Although medications for OCD such as serotonin reuptake inhibitors (SRIs) have shown to be effective in reducing symptoms, some patients with OCD experience little reduction. OCD is associated with hyperactivity in the orbitofrontal-subcortical circuit, in which glutamate (one of the most important neurotransmitters linked to learning, memory, and mood) serves as a key neurotransmitter.
This study by Drs. Greenberg and Javitt aimed to explore whether adding glycine (an amino acid that helps in glutamate receptor N-methyl-D-aspartate (NMDA) transmission) vs. placebo would help enhance medication treatments. 24 participants with OCD were randomized to adding either 60 grams of glycine a day to their medication (after drop-out, n=3) or adding a placebo (after drop-out, n=5). Over the course of at least 12 weeks, participants in the glycine group experienced statistically significant reduction in OCD symptoms compared to placebo. The high rates of drop-out in both groups were due to side effects, not adhering to the treatment plan, and a variety of other reasons.

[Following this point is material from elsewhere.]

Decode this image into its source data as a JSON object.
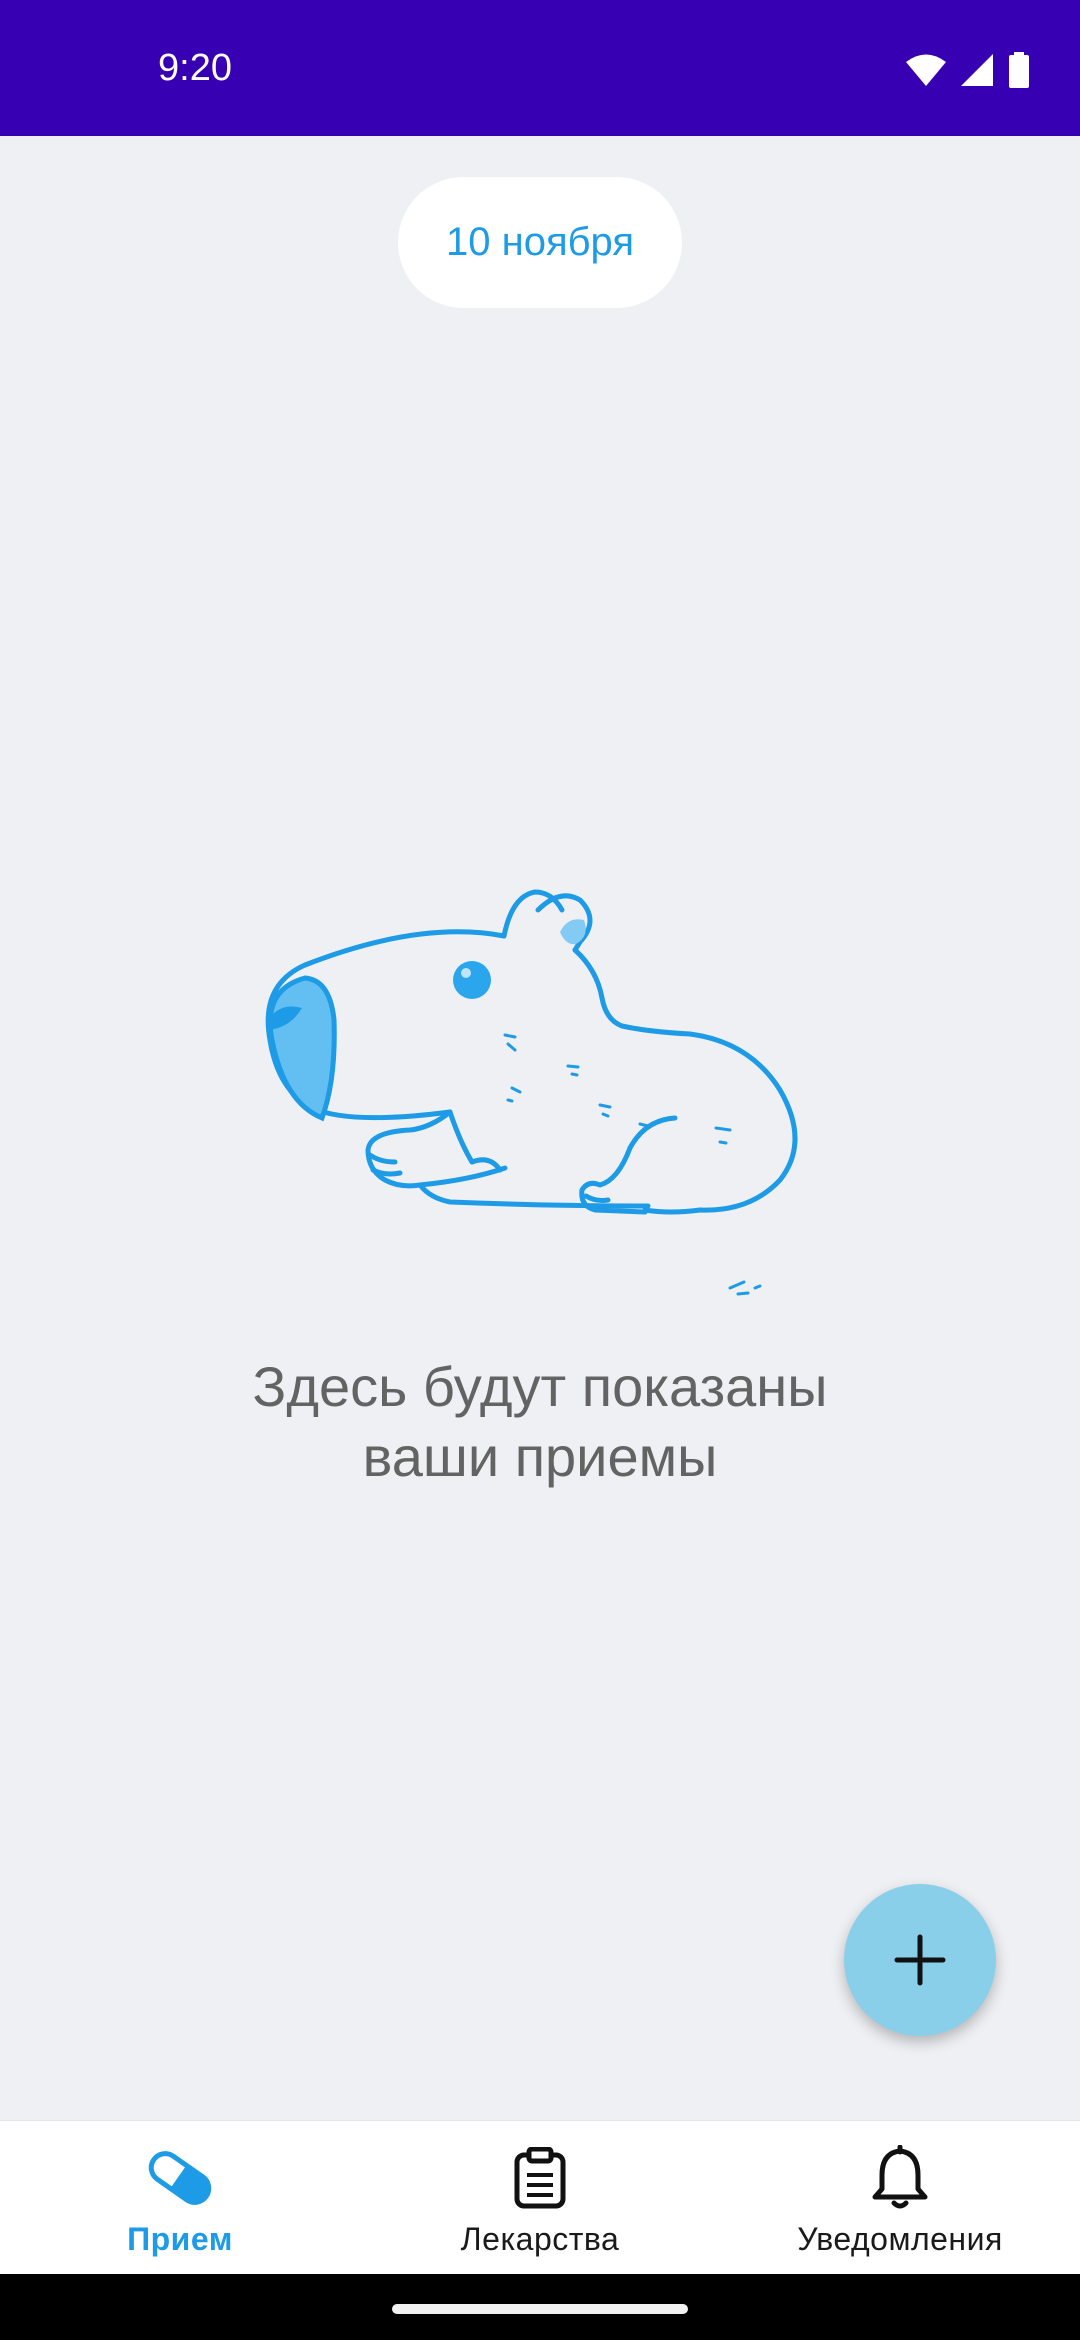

*Greenberg, W.M., Benedict, M.M., Doerfer, J., Perrin, M., Panek, L., Louis Cleveland, W., & Javitt, D.C. (2009). Adjunctive glycine in the treatment of obsessive-compulsive disorder in adults. Journal of Psychiatric Research, 43, 664-670. doi:10.1016/j.jpsychires.2008.10.007